This thesis seeks to contribute fresh insights into the construction of militarised masculinities,
memory and whiteness during the height of the apartheid era. It focuses specifically on
the militarised childhoods and conscription of white males into the former South African
Defence Force (SADF), and how their memories navigate the ambiguities of a post-apartheid
space. Situating itself within the interdisciplinary nexus of memory, masculinity, whiteness
and creative visual studies, the study focuses on the decade from 1980 to 1990, primarily
because this period marks both the apogee and decline of the regime’s political and military
While the South African Border War (1966-1989) has drawn much scholarly discussion and
research, induction and basic training in the SADF remain a largely unexplored domain,
particularly within the disciplinary framework of the study. The thesis responds to this gap,
highlighting not the battlefield but memories of induction and basic training in the SADF.
Drawing on a series of one-to-one interviews with ex-conscripts, I explore the formative and
ritualised stages of the development of white militarised masculinities during the 1980s.
These memories draw on furtive histories that have been largely excluded from presiding
narratives, yet continue to resonate in the present, assuming the guise of collective or
individual counter-memories, that are often infused with nostalgia.
I propose that conscription was perceived by white South African males, including their
families and white apartheid society at large, as a mandatory rite of passage into adulthood,
the price of white citizenship and privilege. This prompts a deeper exploration of the ex-
SADF conscript’s sense of self within the contested narrative geographies of post-apartheid
The introduction and opening chapter provide a robust theoretical and methodological
framework for the study, followed by chapters that trace the process of militarised childhoods, induction into the SADF and basic training in chronological order. The thesis then shifts to
an expository and analytical exploration of the creative component.
The written component is complemented by two exhibitions that combine traditional
photography with digital imaging techniques, military materiel and architectural spaces
(visit: http://www.stephensymons.co.za to view the exhibitions). The venues included
an ex-SADF military base, the Castle of Good Hope in Cape Town (2017), followed by an
on-campus exhibition at the University of Pretoria (2018). The creative component proposes
new vantage points within the framework of creative visual studies.

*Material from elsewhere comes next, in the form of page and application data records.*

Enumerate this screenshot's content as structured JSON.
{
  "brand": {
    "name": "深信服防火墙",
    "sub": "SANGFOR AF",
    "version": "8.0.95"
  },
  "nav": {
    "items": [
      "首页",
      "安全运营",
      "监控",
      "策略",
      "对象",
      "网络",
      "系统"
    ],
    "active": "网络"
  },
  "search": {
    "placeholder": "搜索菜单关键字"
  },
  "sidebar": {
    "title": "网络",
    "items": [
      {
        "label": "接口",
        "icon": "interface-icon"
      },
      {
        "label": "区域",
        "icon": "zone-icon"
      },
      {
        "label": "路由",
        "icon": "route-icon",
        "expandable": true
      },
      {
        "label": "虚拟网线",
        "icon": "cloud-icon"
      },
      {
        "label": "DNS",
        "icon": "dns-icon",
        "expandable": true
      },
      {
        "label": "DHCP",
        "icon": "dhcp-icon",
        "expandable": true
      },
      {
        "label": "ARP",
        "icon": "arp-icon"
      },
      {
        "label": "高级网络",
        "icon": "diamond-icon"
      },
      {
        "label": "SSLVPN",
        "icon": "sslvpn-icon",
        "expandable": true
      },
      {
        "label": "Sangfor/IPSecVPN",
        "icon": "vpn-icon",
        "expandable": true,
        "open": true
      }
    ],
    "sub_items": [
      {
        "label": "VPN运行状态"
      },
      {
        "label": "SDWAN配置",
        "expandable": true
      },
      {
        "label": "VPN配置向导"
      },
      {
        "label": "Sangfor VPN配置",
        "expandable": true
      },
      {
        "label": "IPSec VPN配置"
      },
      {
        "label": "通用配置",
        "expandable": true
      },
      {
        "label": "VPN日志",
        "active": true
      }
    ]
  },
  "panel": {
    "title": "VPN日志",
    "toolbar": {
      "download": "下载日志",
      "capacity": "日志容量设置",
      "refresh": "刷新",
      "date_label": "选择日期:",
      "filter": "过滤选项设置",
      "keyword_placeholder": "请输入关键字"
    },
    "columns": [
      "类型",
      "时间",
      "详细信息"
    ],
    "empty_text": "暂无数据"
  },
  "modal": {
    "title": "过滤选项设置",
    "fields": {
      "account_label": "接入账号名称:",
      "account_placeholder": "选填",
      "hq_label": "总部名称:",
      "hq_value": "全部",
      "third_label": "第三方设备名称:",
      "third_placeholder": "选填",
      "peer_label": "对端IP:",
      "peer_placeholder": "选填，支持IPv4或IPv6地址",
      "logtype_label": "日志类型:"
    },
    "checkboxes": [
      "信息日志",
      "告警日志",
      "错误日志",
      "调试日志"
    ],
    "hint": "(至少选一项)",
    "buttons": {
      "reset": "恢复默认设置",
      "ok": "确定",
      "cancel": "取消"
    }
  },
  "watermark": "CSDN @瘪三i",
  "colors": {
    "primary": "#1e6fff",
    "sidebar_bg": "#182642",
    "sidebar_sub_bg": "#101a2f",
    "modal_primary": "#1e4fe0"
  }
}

In this sense it intends
to act as an alternative articulation in terms of knowledge production within the framework
of masculinity, whiteness and memory, encouraging epistemological shifts relating to visual
discourses within a post-apartheid space.
The conclusion includes reflections of how the thesis may encourage further inter-disciplinary
methodologies aimed at mapping the narratives of ex-SADF conscripts. Additionally, the
conclusion proposes that research of this nature may be of relevance to transitional contexts
elsewhere, in which ex-conscripts or veterans, now seek means of reintegration into the
society they call home.